Records drawn from a dataset

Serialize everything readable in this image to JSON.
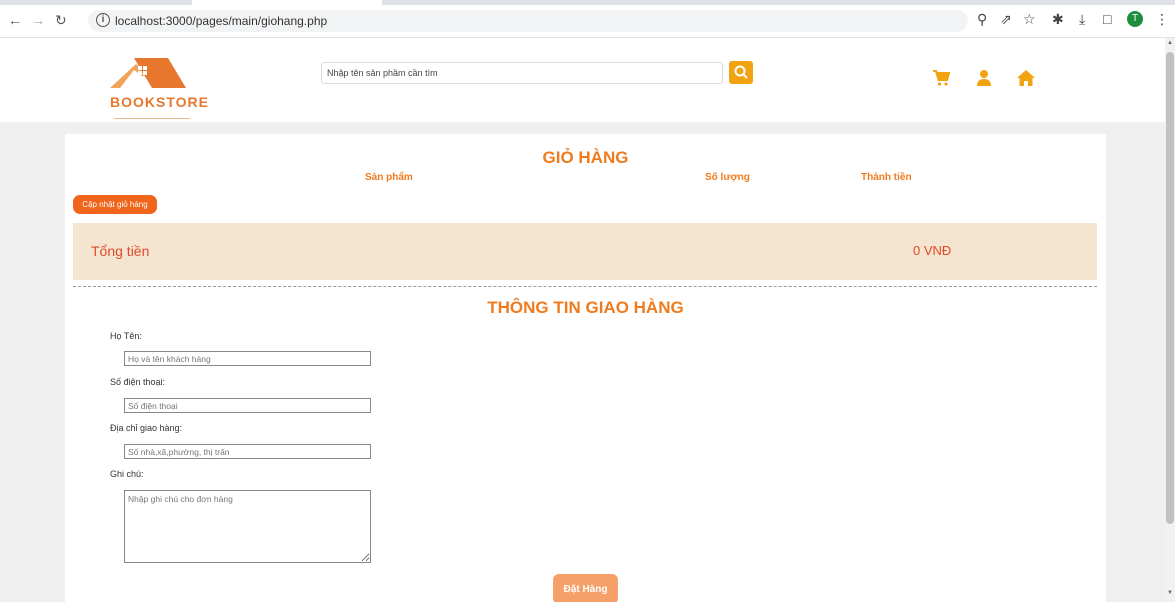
{
  "browser": {
    "url": "localhost:3000/pages/main/giohang.php",
    "profile_initial": "T"
  },
  "header": {
    "logo_text": "BOOKSTORE",
    "search_placeholder": "Nhập tên sản phầm cần tìm",
    "icons": [
      "search-icon",
      "cart-icon",
      "user-icon",
      "home-icon"
    ],
    "accent_color": "#f2a311"
  },
  "cart": {
    "title": "GIỎ HÀNG",
    "columns": [
      "Sản phẩm",
      "Số lượng",
      "Thành tiền"
    ],
    "update_button": "Cập nhật giỏ hàng",
    "total_label": "Tổng tiền",
    "total_value": "0 VNĐ"
  },
  "shipping": {
    "title": "THÔNG TIN GIAO HÀNG",
    "name_label": "Họ Tên:",
    "name_placeholder": "Họ và tên khách hàng",
    "phone_label": "Số điện thoại:",
    "phone_placeholder": "Số điện thoại",
    "address_label": "Địa chỉ giao hàng:",
    "address_placeholder": "Số nhà,xã,phường, thị trấn",
    "note_label": "Ghi chú:",
    "note_placeholder": "Nhập ghi chú cho đơn hàng",
    "submit_button": "Đặt Hàng"
  },
  "colors": {
    "brand_orange": "#f07b1d",
    "total_bg": "#f5e4cf",
    "total_text": "#e04a2a"
  }
}
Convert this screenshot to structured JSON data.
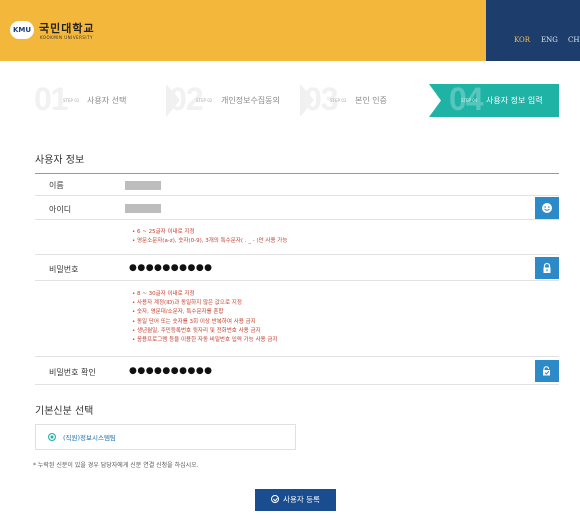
{
  "header": {
    "logo_badge": "KMU",
    "logo_title": "국민대학교",
    "logo_subtitle": "KOOKMIN UNIVERSITY",
    "languages": [
      "KOR",
      "ENG",
      "CHN"
    ]
  },
  "steps": [
    {
      "num": "01",
      "tag": "STEP 01",
      "label": "사용자 선택",
      "active": false
    },
    {
      "num": "02",
      "tag": "STEP 02",
      "label": "개인정보수집동의",
      "active": false
    },
    {
      "num": "03",
      "tag": "STEP 03",
      "label": "본인 인증",
      "active": false
    },
    {
      "num": "04",
      "tag": "STEP 04",
      "label": "사용자 정보 입력",
      "active": true
    }
  ],
  "user_info": {
    "title": "사용자 정보",
    "name_label": "이름",
    "id_label": "아이디",
    "id_rules": [
      "6 ~ 25글자 이내로 지정",
      "영문소문자(a-z), 숫자(0-9), 3개의 특수문자( . _ - )만 사용 가능"
    ],
    "password_label": "비밀번호",
    "password_value": "●●●●●●●●●●",
    "password_rules": [
      "8 ~ 30글자 이내로 지정",
      "사용자 계정(ID)과 동일하지 않은 값으로 지정",
      "숫자, 영문대/소문자, 특수문자를 혼합",
      "동일 단어 또는 숫자를 3회 이상 반복하여 사용 금지",
      "생년월일, 주민등록번호 뒷자리 및 전화번호 사용 금지",
      "응용프로그램 등을 이용한 자동 비밀번호 입력 가능 사용 금지"
    ],
    "password_confirm_label": "비밀번호 확인",
    "password_confirm_value": "●●●●●●●●●●"
  },
  "identity": {
    "title": "기본신분 선택",
    "option_label": "(직원)정보시스템팀",
    "note": "* 누락된 신분이 있을 경우 담당자에게 신분 연결 신청을 하십시오."
  },
  "register_button": "사용자 등록",
  "colors": {
    "header": "#f3b83b",
    "lang_bar": "#1d3d6c",
    "active_step": "#1fb3a6",
    "icon_button": "#2d8ac9",
    "rule_text": "#c23b2a",
    "register_button": "#1a4d8f"
  },
  "icons": [
    "smile-icon",
    "lock-icon",
    "lock-check-icon",
    "check-circle-icon"
  ]
}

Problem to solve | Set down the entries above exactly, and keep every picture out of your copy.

Answer section |
Serialize everything readable in this image to JSON.
{
  "browser": {
    "url": "localhost:3000/pages/main/giohang.php",
    "profile_initial": "T"
  },
  "header": {
    "logo_text": "BOOKSTORE",
    "search_placeholder": "Nhập tên sản phầm cần tìm",
    "icons": [
      "search-icon",
      "cart-icon",
      "user-icon",
      "home-icon"
    ],
    "accent_color": "#f2a311"
  },
  "cart": {
    "title": "GIỎ HÀNG",
    "columns": [
      "Sản phẩm",
      "Số lượng",
      "Thành tiền"
    ],
    "update_button": "Cập nhật giỏ hàng",
    "total_label": "Tổng tiền",
    "total_value": "0 VNĐ"
  },
  "shipping": {
    "title": "THÔNG TIN GIAO HÀNG",
    "name_label": "Họ Tên:",
    "name_placeholder": "Họ và tên khách hàng",
    "phone_label": "Số điện thoại:",
    "phone_placeholder": "Số điện thoại",
    "address_label": "Địa chỉ giao hàng:",
    "address_placeholder": "Số nhà,xã,phường, thị trấn",
    "note_label": "Ghi chú:",
    "note_placeholder": "Nhập ghi chú cho đơn hàng",
    "submit_button": "Đặt Hàng"
  },
  "colors": {
    "brand_orange": "#f07b1d",
    "total_bg": "#f5e4cf",
    "total_text": "#e04a2a"
  }
}
Convert this screenshot to structured JSON data.
{
  "header": {
    "logo_badge": "KMU",
    "logo_title": "국민대학교",
    "logo_subtitle": "KOOKMIN UNIVERSITY",
    "languages": [
      "KOR",
      "ENG",
      "CHN"
    ]
  },
  "steps": [
    {
      "num": "01",
      "tag": "STEP 01",
      "label": "사용자 선택",
      "active": false
    },
    {
      "num": "02",
      "tag": "STEP 02",
      "label": "개인정보수집동의",
      "active": false
    },
    {
      "num": "03",
      "tag": "STEP 03",
      "label": "본인 인증",
      "active": false
    },
    {
      "num": "04",
      "tag": "STEP 04",
      "label": "사용자 정보 입력",
      "active": true
    }
  ],
  "user_info": {
    "title": "사용자 정보",
    "name_label": "이름",
    "id_label": "아이디",
    "id_rules": [
      "6 ~ 25글자 이내로 지정",
      "영문소문자(a-z), 숫자(0-9), 3개의 특수문자( . _ - )만 사용 가능"
    ],
    "password_label": "비밀번호",
    "password_value": "●●●●●●●●●●",
    "password_rules": [
      "8 ~ 30글자 이내로 지정",
      "사용자 계정(ID)과 동일하지 않은 값으로 지정",
      "숫자, 영문대/소문자, 특수문자를 혼합",
      "동일 단어 또는 숫자를 3회 이상 반복하여 사용 금지",
      "생년월일, 주민등록번호 뒷자리 및 전화번호 사용 금지",
      "응용프로그램 등을 이용한 자동 비밀번호 입력 가능 사용 금지"
    ],
    "password_confirm_label": "비밀번호 확인",
    "password_confirm_value": "●●●●●●●●●●"
  },
  "identity": {
    "title": "기본신분 선택",
    "option_label": "(직원)정보시스템팀",
    "note": "* 누락된 신분이 있을 경우 담당자에게 신분 연결 신청을 하십시오."
  },
  "register_button": "사용자 등록",
  "colors": {
    "header": "#f3b83b",
    "lang_bar": "#1d3d6c",
    "active_step": "#1fb3a6",
    "icon_button": "#2d8ac9",
    "rule_text": "#c23b2a",
    "register_button": "#1a4d8f"
  },
  "icons": [
    "smile-icon",
    "lock-icon",
    "lock-check-icon",
    "check-circle-icon"
  ]
}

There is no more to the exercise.